Pruning Safety in the Vineyard

Grapes November 28, 2011 Print Friendly and PDF

Eric Stafne, Mississippi State University

Identify non-vine material before making a cut. It's easy to mistake a wire for a branch when it's hidden by tendrils. Photo by Lane Greer, Oklahoma State University.

Safety procedures while working in the vineyard are primarily linked to common sense. One period where safety becomes an elevated concern is during pruning. Vines can be pruned manually or mechanically, but prudent safety measures should be used regardless of the method. When pruning manually, follow a few easy tips to prevent injury:

  • Provide (or attend) a pruning safety training.
  • Wear eye protection at all times.
  • Wear leather (or other) appropriate gloves.
  • Keep pruning equipment (pruning shears, loppers, saws, etc.) sharp and clean.
  • Conduct post-pruning maintenance on equipment to keep it in working order.
  • Visually identify non-vine material such as fingers, wires, and posts before making a cut.
  • Keep fingers away from cutting source and the material to be pruned.
  • If appropriate, sterilize equipment after pruning disease-infected material.
  • Pruning done in the dormant season, when the weather can be cold and damp, can lead to a potential for hypothermia. Be sure to dress appropriately for any weather condition.
  • Summer pruning during hot, dry conditions may lead to heat exhaustion or heat stroke. Take water breaks and rest in the shade.
  • Have an emergency plan in place in case an incident occurs.

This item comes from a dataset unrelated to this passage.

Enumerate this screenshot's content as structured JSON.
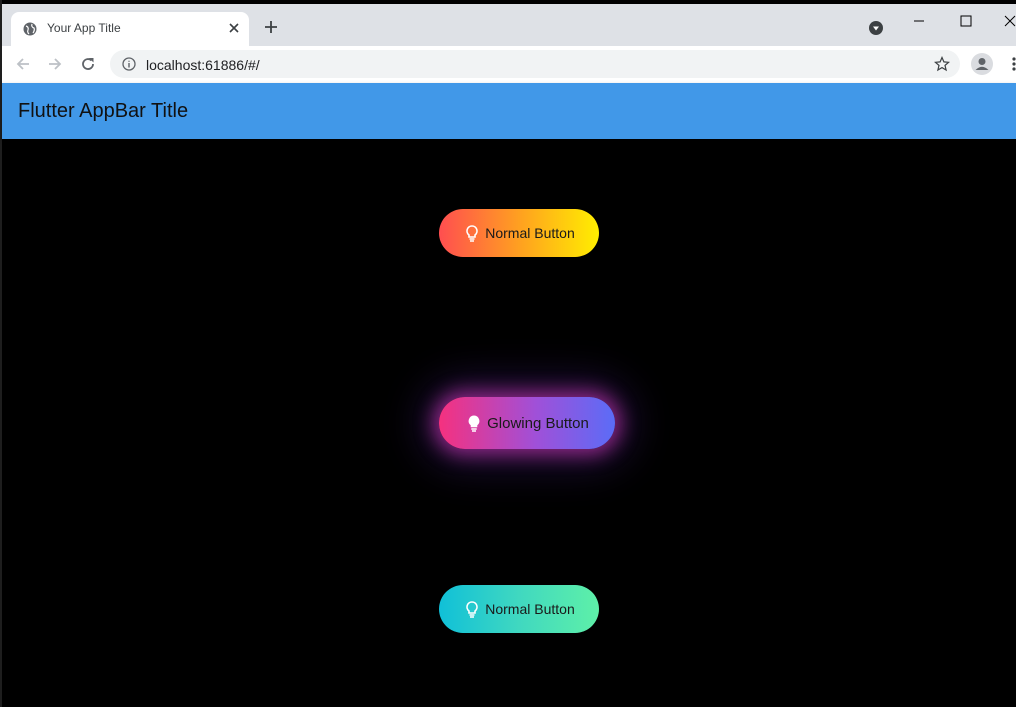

Crew leaders should be familiar with first aid procedures and perhaps be required to have a first aid certification.
  • Be familiar with and meet state requirements for placement of bathroom accommodations with adequate hand-washing facilities.

Reviewed by Fritz Westover, Texas A&M University and
Sara Spayd, North Carolina State University

Connect with us

  • Twitter
  • Facebook
  • YouTube


This is where you can find research-based information from America's land-grant universities enabled by



This work is supported by the USDA National Institute of Food and Agriculture, New Technologies for Ag Extension project.